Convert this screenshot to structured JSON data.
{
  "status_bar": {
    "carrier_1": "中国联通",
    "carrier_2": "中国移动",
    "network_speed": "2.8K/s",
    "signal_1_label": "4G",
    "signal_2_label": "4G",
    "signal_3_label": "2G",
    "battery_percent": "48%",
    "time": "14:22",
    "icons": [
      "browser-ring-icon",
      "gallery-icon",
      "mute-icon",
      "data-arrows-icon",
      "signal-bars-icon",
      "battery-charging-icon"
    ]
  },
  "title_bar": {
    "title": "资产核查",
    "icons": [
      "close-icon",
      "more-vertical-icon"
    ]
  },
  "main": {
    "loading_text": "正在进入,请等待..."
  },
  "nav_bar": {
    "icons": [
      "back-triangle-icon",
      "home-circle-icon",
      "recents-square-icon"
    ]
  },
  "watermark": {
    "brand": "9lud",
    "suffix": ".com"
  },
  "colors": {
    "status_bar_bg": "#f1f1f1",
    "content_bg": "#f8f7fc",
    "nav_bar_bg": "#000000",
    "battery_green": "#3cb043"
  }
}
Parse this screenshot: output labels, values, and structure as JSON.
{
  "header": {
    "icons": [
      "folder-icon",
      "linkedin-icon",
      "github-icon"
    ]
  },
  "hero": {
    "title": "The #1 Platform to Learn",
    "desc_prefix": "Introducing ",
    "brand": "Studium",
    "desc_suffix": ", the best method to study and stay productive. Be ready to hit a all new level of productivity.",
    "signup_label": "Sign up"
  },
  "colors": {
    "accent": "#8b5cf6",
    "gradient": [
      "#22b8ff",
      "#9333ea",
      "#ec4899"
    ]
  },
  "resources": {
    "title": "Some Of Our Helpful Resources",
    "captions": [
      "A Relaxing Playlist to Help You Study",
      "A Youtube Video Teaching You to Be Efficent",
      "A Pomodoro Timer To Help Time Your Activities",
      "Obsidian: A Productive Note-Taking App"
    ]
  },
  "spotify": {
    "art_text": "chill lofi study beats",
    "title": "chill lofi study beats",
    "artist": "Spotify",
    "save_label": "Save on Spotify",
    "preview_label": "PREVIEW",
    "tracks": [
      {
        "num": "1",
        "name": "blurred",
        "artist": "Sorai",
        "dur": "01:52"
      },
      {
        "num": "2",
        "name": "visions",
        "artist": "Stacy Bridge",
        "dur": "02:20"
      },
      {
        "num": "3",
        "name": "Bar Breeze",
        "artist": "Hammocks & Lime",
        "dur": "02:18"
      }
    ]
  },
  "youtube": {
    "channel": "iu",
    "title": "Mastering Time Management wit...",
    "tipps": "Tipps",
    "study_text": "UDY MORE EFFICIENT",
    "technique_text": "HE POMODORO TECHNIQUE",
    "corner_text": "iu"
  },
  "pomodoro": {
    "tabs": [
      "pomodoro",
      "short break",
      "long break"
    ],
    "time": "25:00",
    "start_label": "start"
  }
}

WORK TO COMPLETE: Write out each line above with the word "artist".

SOLUTION TO THE EXERCISE:
    "artist": "Spotify",
        "artist": "Sorai",
        "artist": "Stacy Bridge",
        "artist": "Hammocks & Lime",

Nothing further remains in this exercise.